It’s scary and still as emotional as it was 11 years ago today to think that one of the nastiest, most shocking incidents of the century (and certainly in US history) rocked the world happened so long ago. On the September 11, four coordinated suicide attacks in the New York City and Washington DC areas saw nearly 3,000 people killed.
I remember the day vividly. I can remember by teacher, Mr Millard, looking upset and panicked when he told our class that his brother, who lived in Manhattan, had just witnessed one of the worst incidents known to man.
It was a day that changed the lives of many Americans, and many others too. Nineteen terrorists, al-Qaeda terrorists, hijacked four planes, the first two of which crashed into the North and South towers of the World Trade Centre, New York City. The third plane crashed into the Pentagon in Arlington, Virginia, whilst the fourth - bound for the United States Capitol Building in Washington - crashed into a field in Pennsylvania after passengers attempted to take control of the plane.
Al-Qaeda, led by Osama bin Laden, claimed the attacks were in retaliation of US support for Israel, the deployment of US troops in Afghanistan and sanctions against Iraq.
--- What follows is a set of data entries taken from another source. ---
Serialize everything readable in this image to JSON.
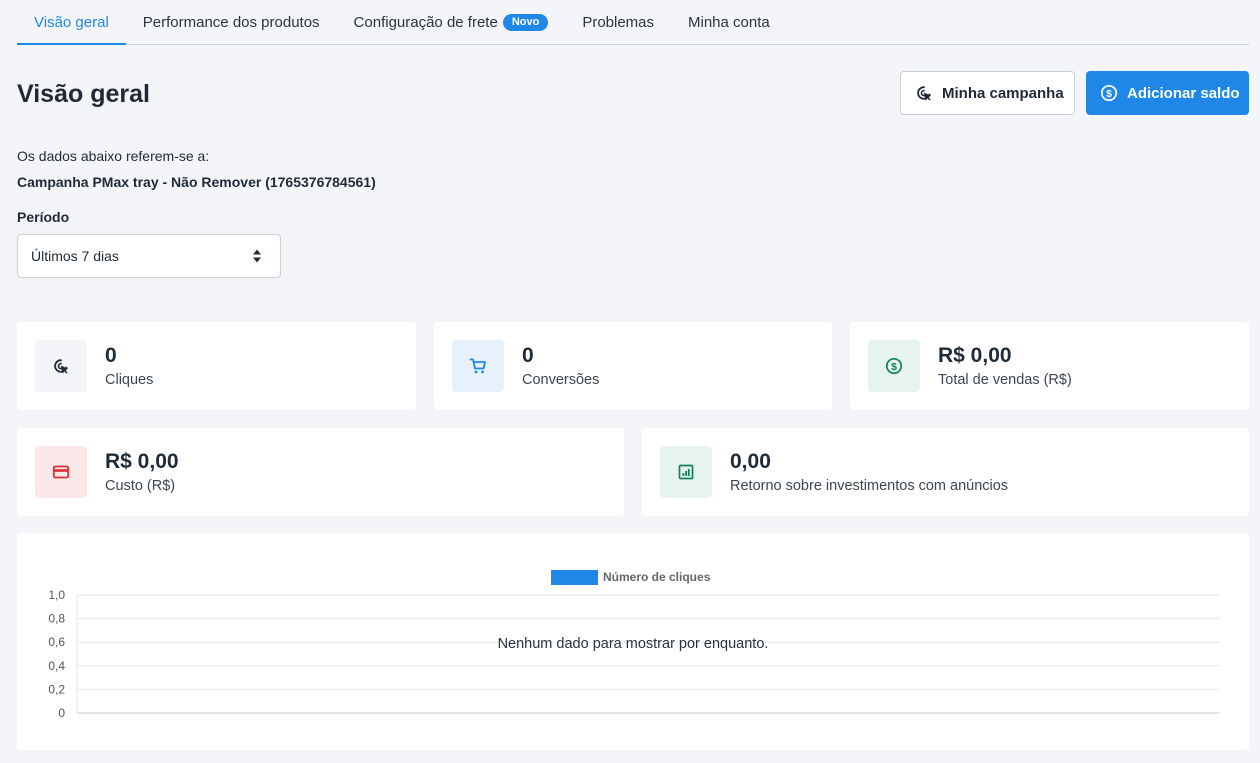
{
  "tabs": [
    {
      "label": "Visão geral",
      "active": true
    },
    {
      "label": "Performance dos produtos"
    },
    {
      "label": "Configuração de frete",
      "badge": "Novo"
    },
    {
      "label": "Problemas"
    },
    {
      "label": "Minha conta"
    }
  ],
  "header": {
    "title": "Visão geral",
    "campaign_button": "Minha campanha",
    "add_balance_button": "Adicionar saldo"
  },
  "info": {
    "intro": "Os dados abaixo referem-se a:",
    "campaign_name": "Campanha PMax tray - Não Remover (1765376784561)"
  },
  "period": {
    "label": "Período",
    "selected": "Últimos 7 dias"
  },
  "metrics": {
    "clicks": {
      "value": "0",
      "label": "Cliques",
      "icon": "cursor-click-icon"
    },
    "conversions": {
      "value": "0",
      "label": "Conversões",
      "icon": "cart-icon"
    },
    "sales": {
      "value": "R$ 0,00",
      "label": "Total de vendas (R$)",
      "icon": "dollar-icon"
    },
    "cost": {
      "value": "R$ 0,00",
      "label": "Custo (R$)",
      "icon": "credit-card-icon"
    },
    "roas": {
      "value": "0,00",
      "label": "Retorno sobre investimentos com anúncios",
      "icon": "chart-icon"
    }
  },
  "colors": {
    "accent": "#1f87e8",
    "clicks_bg": "#f4f5f9",
    "conversions_bg": "#e6f1fc",
    "sales_bg": "#e6f3ee",
    "cost_bg": "#fbe9ea",
    "roas_bg": "#e6f3ee"
  },
  "chart_data": {
    "type": "bar",
    "legend": [
      "Número de cliques"
    ],
    "series": [
      {
        "name": "Número de cliques",
        "values": []
      }
    ],
    "categories": [],
    "y_ticks": [
      "1,0",
      "0,8",
      "0,6",
      "0,4",
      "0,2",
      "0"
    ],
    "ylim": [
      0,
      1
    ],
    "grid": true,
    "legend_position": "top",
    "empty_message": "Nenhum dado para mostrar por enquanto."
  }
}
Condemnation of Al-Qaeda and Osama Bin Laden led to a full scale overthrow of Taliban forces in Afghanistan, and ultimately Osama bin Laden’s death in May 2011 (undertaken by the US).
Terrorism had hit home, it became real for many of us. Al-Qaeda was not just capable of killing their own people, but they were capable of attacking arguably the most important nation in the world. For America it will never be forgotten, and long will the tragedy of 9/11 stay in our minds. It reminded us of the terror of terrorism, the need for peace, not war. It saw a nation, in a state of national emergency, come together and support those who really needed our love.
But a lot has happened since then. The invasion of Iraq, 7/7, the Mumbai bombings and of course, the death of bin Laden himself. 9/11 was a catalyst for full-scale terrorism, terrorism that today, despite the withdrawal of troops from Iraq and Afghanistan, is still being felt across the globe. In the Middle East, the story is altogether less rosy, and the effects of 9/11 are just as bloody and damaging as they were eleven years ago.
So how come, when I opened Twitter this morning, did I find myself reading tweets from angry people condemning schools in the UK for not holding a minute’s silence to mark the fall of the twin towers? With the 9/11 bandwagon accelerating throughout the day, it seemed appalling to many that school children were not being made to sit in silence.
You mean to say that they should sit in silence for a day that none of them will know about, or indeed understand the significance of? A Secondary school boy in Year 11 would have been 5 when 9/11 happened, is he really expected to remember that event or indeed sympathise with those that died? I mean come on, the majority of Primary school children weren’t even born then!
The minute silence might be symbolic to some people, but for school children it’s a chance to close your eyes and dream about being away from school, not to think about the consequences of a plane crashing into a building that happened over a decade ago. There’s nothing dignified about it, these are young, naive children. And away from school, people are busy at work or in the home, going about their daily lives. So why the condemnation?
If we think it’s important for children to know and empathise with what happened in America, maybe we should give them the full picture. That thousands, indeed millions of innocent people had been killed before and after the event by US, and indeed UK forces in the Middle East. Or that the involvement of UK forces in Iraq in 2003, which came about from the post-9/11 terror scare, is a possible reason for the deaths of 52 Britons on July 7, 2005. 7/7 is another event that many children are unlikely to know the significance of.
Before I’m subject to abuse and condemnation myself, let me point out the Americans felt similarly with our own suicide attack. During a memorial tribute played in the Olympic Opening Ceremony, American broadcaster NBC decided to skip the memorial paying tribute to those who died in 7/7, and instead skip to an interview with Michael Phelps. Some called this “disrespectful and insensitive”, but why? NBC executives claimed that they skipped the tribute because it didn’t “tailor to American audiences”, and in a way they’re right. 7/7 affected London, it is much more symbolic to us here in the UK then to an American. And it’s the same with 9/11. Why should UK school children and many others be told to sit in silence for an event which, yes left the world stunned, but mainly affected American people.
I’m sure there are many of us that can’t remember the true facts, or indeed remember to take a minute out of our lunch break to sit back and reflect. The horror of the event lives on and it won’t be forgotten, but why thrust it on other people? Is that the way we should remember the lives of those lost; by turning it into a media circus, condemning people for not remembering just because they aren’t taking a minute’s silence, or indeed because they weren’t there.
The BBC and many others media platforms today chose not to mention the anniversary of 9/11 in their bulletins, yet the memories and shock live on. The innocent victims of those involved will not be forgotten, and may they rest in peace - but don’t judge people for forgetting to take a time out to rest and reflect.
Pictures courtesy of Wikipedia